Head coach Erik Spoelstra and team president Pat Riley are among those with reduced salaries in the aftermath of the team’s May layoffs (20 members of the team’s business operations staff).
The above facts are pertinent to the challenges now faced by the bj-league.
Or as this column’s primary source pointed out: “If the bj-league stayed its present course, keeping costs down, expanding, but also getting rid of — or finding ways to strengthen — the weak franchises, and stopped worrying about someday pleasing the JBA, in about five years there would only be four to five JBL teams left, and eventually joining the bj-league would be the only option.”
He added: “There are no bj-league teams that could really afford to operate as the JBL teams do, so any team that merged or joined the JBL would soon go out of business.
“Any compromise only works if you reduce the salaries for the players on JBL teams, disperse some or all of the JBL players throughout all of the teams, and have a draft to ensure that good college players don’t all end up at Toyota or Aisin.
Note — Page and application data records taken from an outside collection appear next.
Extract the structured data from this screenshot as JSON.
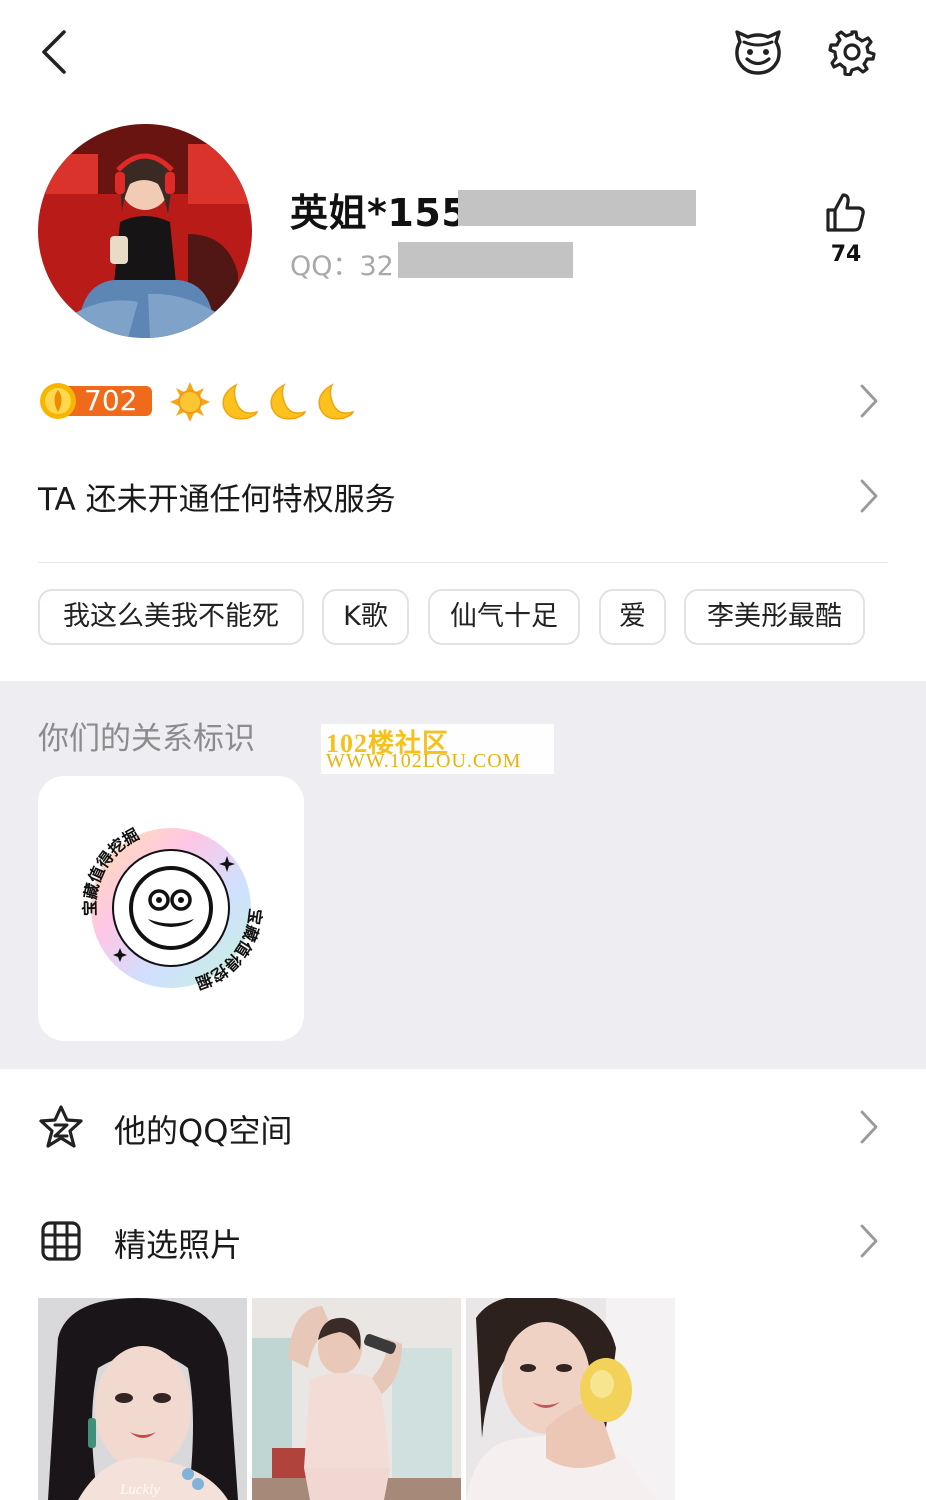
{
  "header": {
    "back_icon": "chevron-left-icon",
    "pet_icon": "pet-face-icon",
    "settings_icon": "gear-icon"
  },
  "profile": {
    "nickname": "英姐*155",
    "qq_label": "QQ：32",
    "likes_count": "74",
    "like_icon": "thumbs-up-icon"
  },
  "level": {
    "badge_value": "702",
    "icons": [
      "sun-icon",
      "moon-icon",
      "moon-icon",
      "moon-icon"
    ]
  },
  "privilege": {
    "text": "TA 还未开通任何特权服务"
  },
  "tags": [
    "我这么美我不能死",
    "K歌",
    "仙气十足",
    "爱",
    "李美彤最酷"
  ],
  "relationship": {
    "title": "你们的关系标识",
    "badge_text": "宝藏值得挖掘"
  },
  "watermark": {
    "line1": "102楼社区",
    "line2": "WWW.102LOU.COM"
  },
  "rows": [
    {
      "label": "他的QQ空间",
      "icon": "star-icon"
    },
    {
      "label": "精选照片",
      "icon": "grid-icon"
    }
  ],
  "photos": {
    "caption": "Luckly"
  },
  "colors": {
    "accent_orange": "#f06a1c",
    "badge_gold": "#f7b500",
    "section_bg": "#eeeef2",
    "mask_gray": "#c3c3c3"
  }
}
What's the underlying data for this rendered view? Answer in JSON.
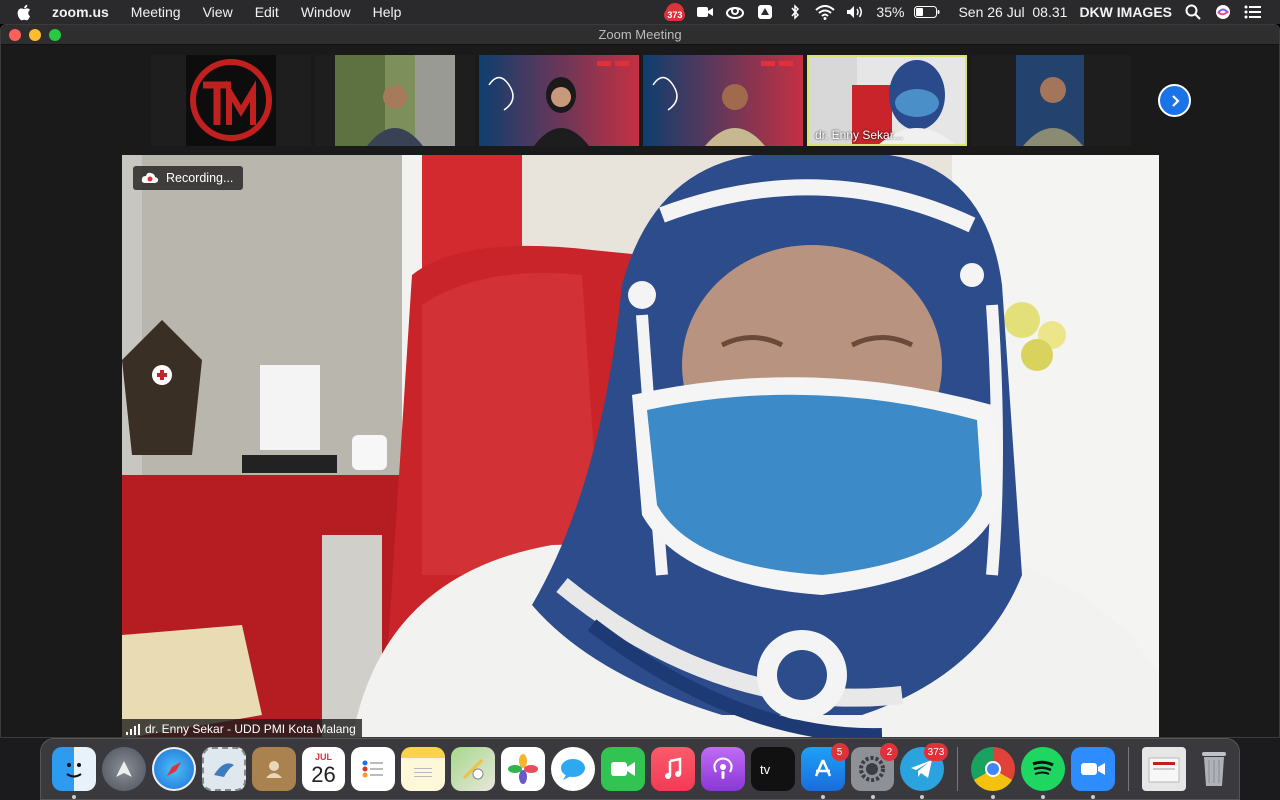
{
  "menubar": {
    "app": "zoom.us",
    "menus": [
      "Meeting",
      "View",
      "Edit",
      "Window",
      "Help"
    ],
    "status": {
      "notification_badge": "373",
      "battery": "35%",
      "datetime": "Sen 26 Jul  08.31",
      "user": "DKW IMAGES"
    }
  },
  "window": {
    "title": "Zoom Meeting"
  },
  "filmstrip": {
    "active_name": "dr. Enny Sekar..."
  },
  "main": {
    "recording_label": "Recording...",
    "speaker_name": "dr. Enny Sekar - UDD PMI Kota Malang"
  },
  "dock": {
    "calendar": {
      "month": "JUL",
      "day": "26"
    },
    "badges": {
      "app_store": "5",
      "system_prefs": "2",
      "telegram": "373"
    }
  },
  "colors": {
    "accent": "#1a74e8",
    "active_speaker": "#d8e46a",
    "recording_dot": "#e0313a"
  }
}
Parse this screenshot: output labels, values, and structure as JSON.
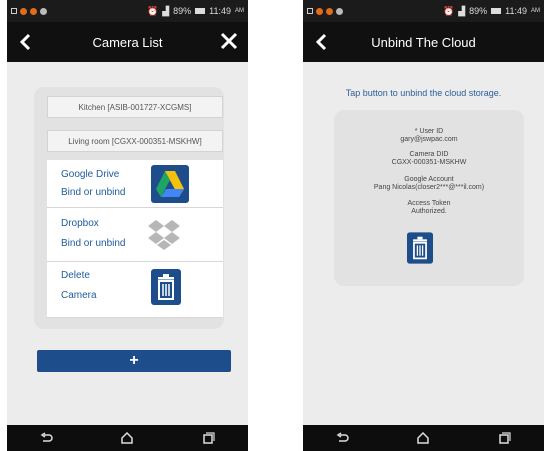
{
  "screen1": {
    "status": {
      "time": "11:49",
      "ampm": "AM",
      "battery": "89%"
    },
    "title": "Camera List",
    "cameras": [
      {
        "label": "Kitchen [ASIB-001727-XCGMS]"
      },
      {
        "label": "Living room [CGXX-000351-MSKHW]"
      }
    ],
    "options": [
      {
        "line1": "Google Drive",
        "line2": "Bind or unbind",
        "icon": "google-drive-icon"
      },
      {
        "line1": "Dropbox",
        "line2": "Bind or unbind",
        "icon": "dropbox-icon"
      },
      {
        "line1": "Delete",
        "line2": "Camera",
        "icon": "trash-icon"
      }
    ],
    "add_label": "+",
    "colors": {
      "accent": "#1d4e8b",
      "link": "#1f5b9a",
      "bar": "#101010"
    }
  },
  "screen2": {
    "status": {
      "time": "11:49",
      "ampm": "AM",
      "battery": "89%"
    },
    "title": "Unbind The Cloud",
    "hint": "Tap button to unbind the cloud storage.",
    "user_id_label": "* User ID",
    "user_id_value": "gary@jswpac.com",
    "camera_did_label": "Camera DID",
    "camera_did_value": "CGXX-000351-MSKHW",
    "google_account_label": "Google Account",
    "google_account_value": "Pang Nicolas(closer2***@***il.com)",
    "access_token_label": "Access Token",
    "access_token_value": "Authorized."
  }
}
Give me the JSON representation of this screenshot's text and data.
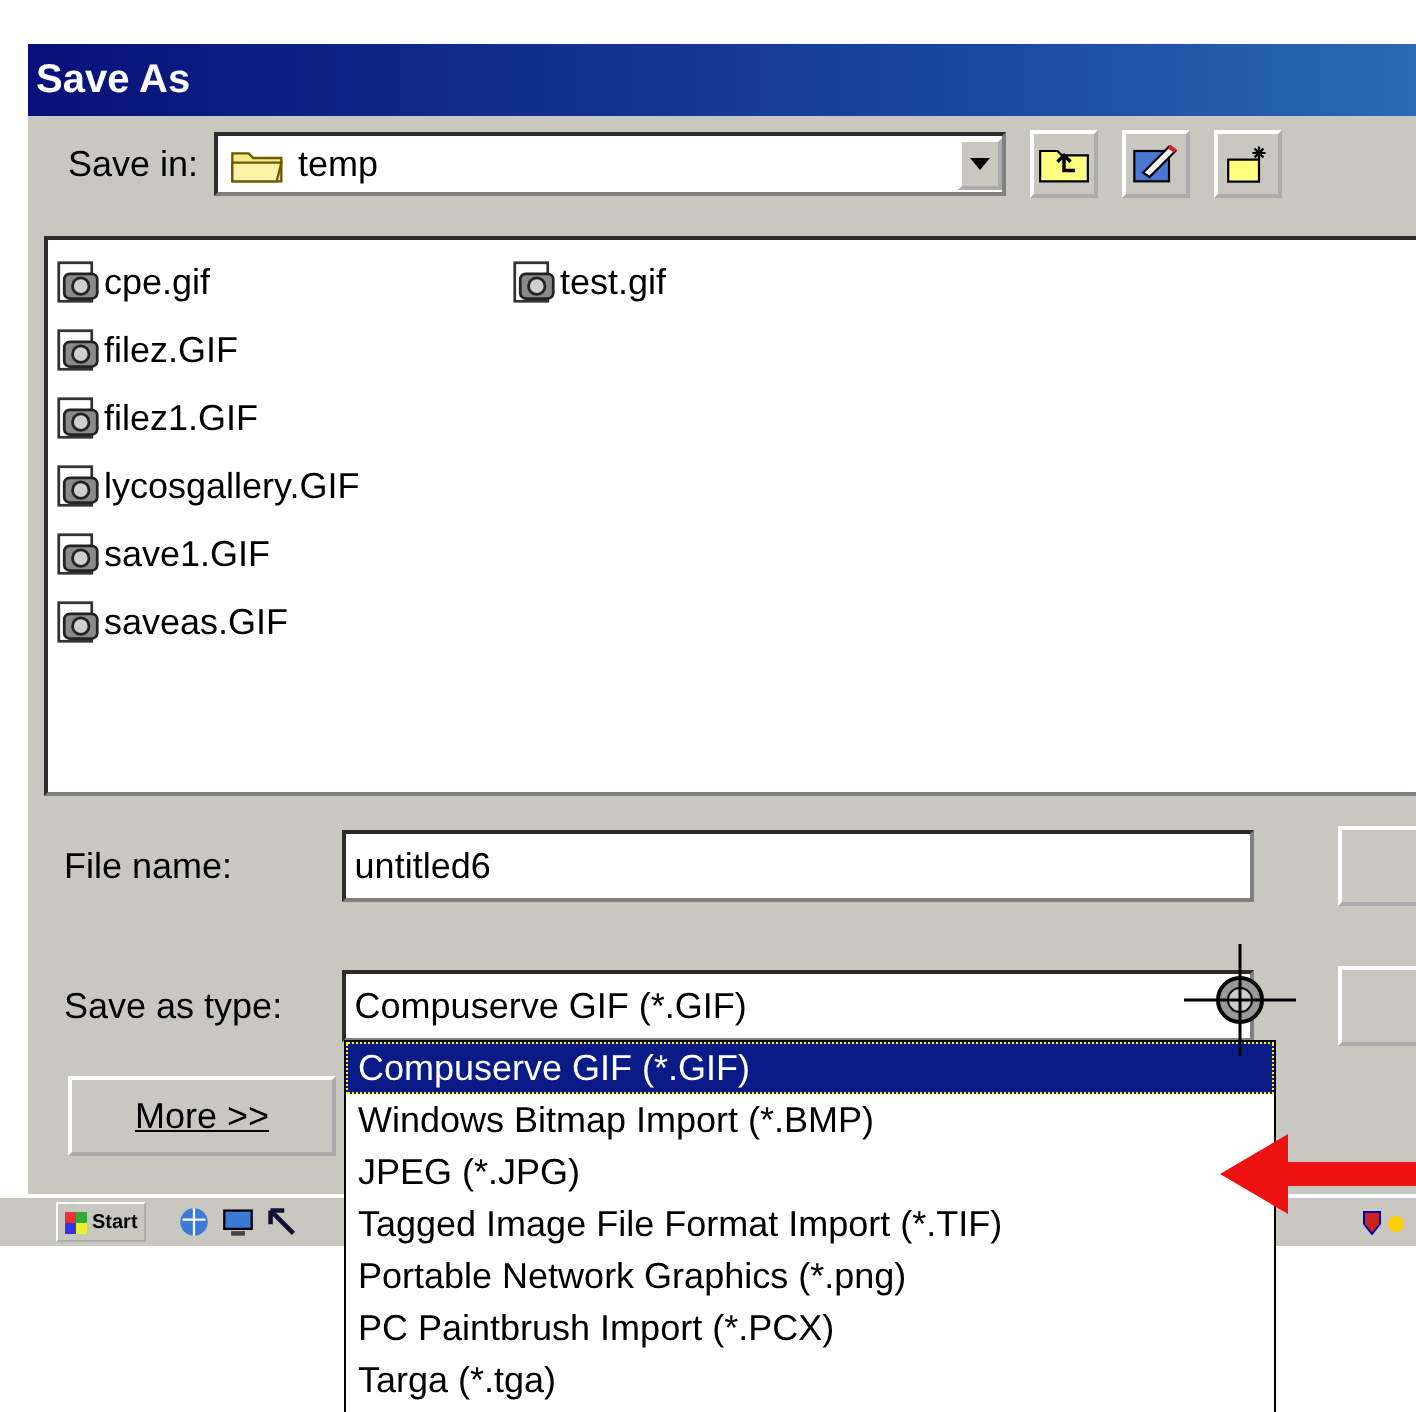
{
  "window": {
    "title": "Save As"
  },
  "save_in": {
    "label": "Save in:",
    "value": "temp"
  },
  "files": [
    {
      "name": "cpe.gif"
    },
    {
      "name": "filez.GIF"
    },
    {
      "name": "filez1.GIF"
    },
    {
      "name": "lycosgallery.GIF"
    },
    {
      "name": "save1.GIF"
    },
    {
      "name": "saveas.GIF"
    },
    {
      "name": "test.gif"
    }
  ],
  "file_name": {
    "label": "File name:",
    "value": "untitled6"
  },
  "save_as_type": {
    "label": "Save as type:",
    "value": "Compuserve GIF (*.GIF)",
    "expanded": true,
    "options": [
      {
        "label": "Compuserve GIF (*.GIF)",
        "selected": true
      },
      {
        "label": "Windows Bitmap Import (*.BMP)",
        "selected": false
      },
      {
        "label": "JPEG (*.JPG)",
        "selected": false
      },
      {
        "label": "Tagged Image File Format Import (*.TIF)",
        "selected": false
      },
      {
        "label": "Portable Network Graphics (*.png)",
        "selected": false
      },
      {
        "label": "PC Paintbrush Import (*.PCX)",
        "selected": false
      },
      {
        "label": "Targa (*.tga)",
        "selected": false
      }
    ]
  },
  "more_button": "More >>",
  "taskbar": {
    "start": "Start"
  }
}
I don’t see any JBL teams agreeing to any of that anytime soon.”
And so the status quo remains — at least for now.
Nevertheless, pro basketball’s future in Japan remains cloudy.
“Most likely, there will be no agreement, compromise or merger,” the source concluded. “And we will have to wait a few years to see who the survivors are.”
IN FIVE EASY PIECES WITH TAKE 5